About a month into a project I decided to make a change to a process and was promptly yelled at by a co-worker.
If you’re a changemaker pushing to upset the status quo this probably has or will happen to you at some point. That doesn’t make it easy to deal with. I walked into my mentor’s office, visibly upset, and told her what happened. Her response? “You did the right thing. Act like a duck and let other people’s comments flow right off you.”
Trying to enact change can be emotional draining. Overcoming resistance always requires more work than going with the flow. If you’re trying to change a culture that’s drastically different from your own you may also be constantly questioning your own beliefs. “Am I crazy or does this not seem right/efficient/customer-centric/fill in the blank?”
How to survive

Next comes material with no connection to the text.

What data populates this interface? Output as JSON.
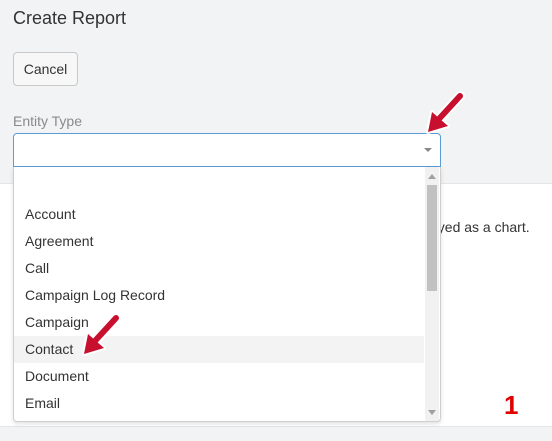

To avoid burnout you need to find a support group. Sometimes in a change initiative it can feel like you are being fired at from all sides. Having someone in the trenches with you watching your back, whom you can commiserate and strategize with is key.

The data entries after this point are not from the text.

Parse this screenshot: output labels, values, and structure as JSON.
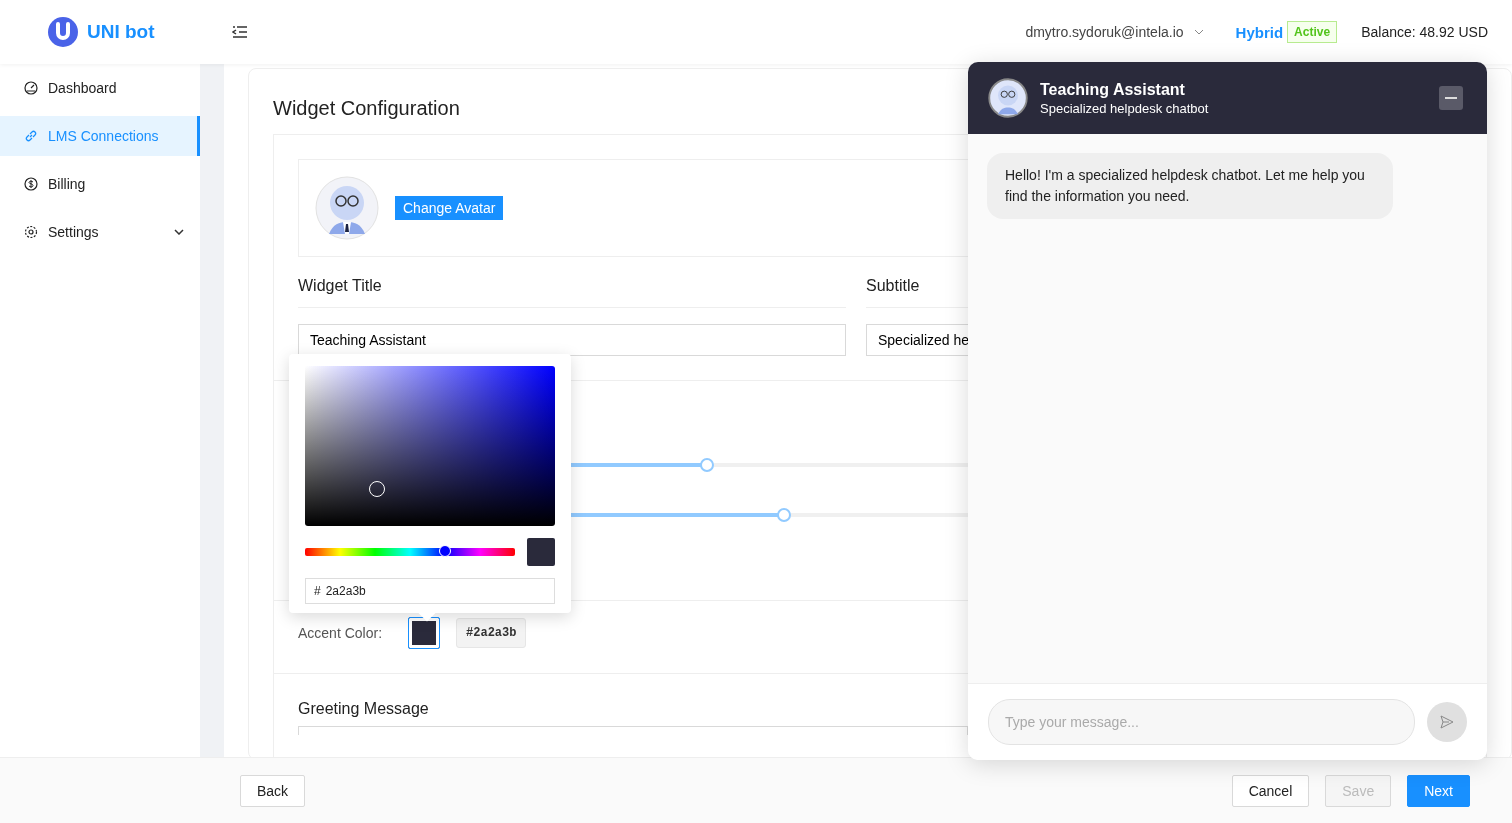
{
  "brand": {
    "name": "UNI bot"
  },
  "header": {
    "user": "dmytro.sydoruk@intela.io",
    "plan": "Hybrid",
    "plan_status": "Active",
    "balance": "Balance: 48.92 USD"
  },
  "sidebar": {
    "items": [
      {
        "label": "Dashboard",
        "selected": false,
        "has_submenu": false
      },
      {
        "label": "LMS Connections",
        "selected": true,
        "has_submenu": false
      },
      {
        "label": "Billing",
        "selected": false,
        "has_submenu": false
      },
      {
        "label": "Settings",
        "selected": false,
        "has_submenu": true
      }
    ]
  },
  "config": {
    "title": "Widget Configuration",
    "avatar_button": "Change Avatar",
    "widget_title_label": "Widget Title",
    "widget_title_value": "Teaching Assistant",
    "subtitle_label": "Subtitle",
    "subtitle_value": "Specialized he",
    "sliders": [
      {
        "level": 0.48
      },
      {
        "level": 0.57
      }
    ],
    "accent_label": "Accent Color:",
    "accent_hex": "#2a2a3b",
    "greeting_label": "Greeting Message"
  },
  "color_picker": {
    "hex_prefix": "#",
    "hex": "2a2a3b",
    "hue_slider": {
      "level": 0.667
    },
    "color": "#2a2a3b"
  },
  "chat": {
    "title": "Teaching Assistant",
    "subtitle": "Specialized helpdesk chatbot",
    "messages": [
      {
        "text": "Hello! I'm a specialized helpdesk chatbot. Let me help you find the information you need."
      }
    ],
    "input_placeholder": "Type your message..."
  },
  "footer": {
    "buttons": [
      {
        "label": "Back",
        "kind": "default"
      },
      {
        "label": "Cancel",
        "kind": "default"
      },
      {
        "label": "Save",
        "kind": "disabled"
      },
      {
        "label": "Next",
        "kind": "primary"
      }
    ]
  }
}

Your non-work life is important too. In school I was always into group activities, soccer, theater, sailing. Once I started working in larger organizations I realized that individual hobbies helped provide balance. While cooking, running, reading, or doing DIY projects, my goals, success and progress were completely within my control. All of you Type-A (Type Awesome) out there working in large organizations will understand. 🙂
Also, act like a duck. Write down your beliefs and goals for the new organization and star the ones that are non-negotiable. Don’t let negative reactions sway you but examine them and see if you could have communicated your decision/thoughts/actions differently or timed them differently. I found John Kotter’s book “Leading Change” to be extremely helpful to understand why an initiative was successful or not and how to keep the momentum going.

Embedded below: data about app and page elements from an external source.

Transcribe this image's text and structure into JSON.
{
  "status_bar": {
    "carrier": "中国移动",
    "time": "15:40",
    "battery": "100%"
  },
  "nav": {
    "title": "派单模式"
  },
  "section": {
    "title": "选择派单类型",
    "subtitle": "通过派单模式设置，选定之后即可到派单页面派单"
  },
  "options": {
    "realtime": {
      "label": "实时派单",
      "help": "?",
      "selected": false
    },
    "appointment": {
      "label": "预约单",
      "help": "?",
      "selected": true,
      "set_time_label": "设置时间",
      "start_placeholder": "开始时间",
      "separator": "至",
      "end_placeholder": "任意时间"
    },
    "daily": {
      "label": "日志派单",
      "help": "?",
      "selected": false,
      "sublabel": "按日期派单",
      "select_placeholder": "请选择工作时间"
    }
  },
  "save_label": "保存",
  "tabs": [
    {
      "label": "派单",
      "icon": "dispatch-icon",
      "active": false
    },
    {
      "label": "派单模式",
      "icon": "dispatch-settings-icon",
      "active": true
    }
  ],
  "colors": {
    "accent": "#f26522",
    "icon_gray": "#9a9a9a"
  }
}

It will get better. As change takes hold the people who resisted at first may become your biggest allies.
“Never, never, never give up” – Winston Churchill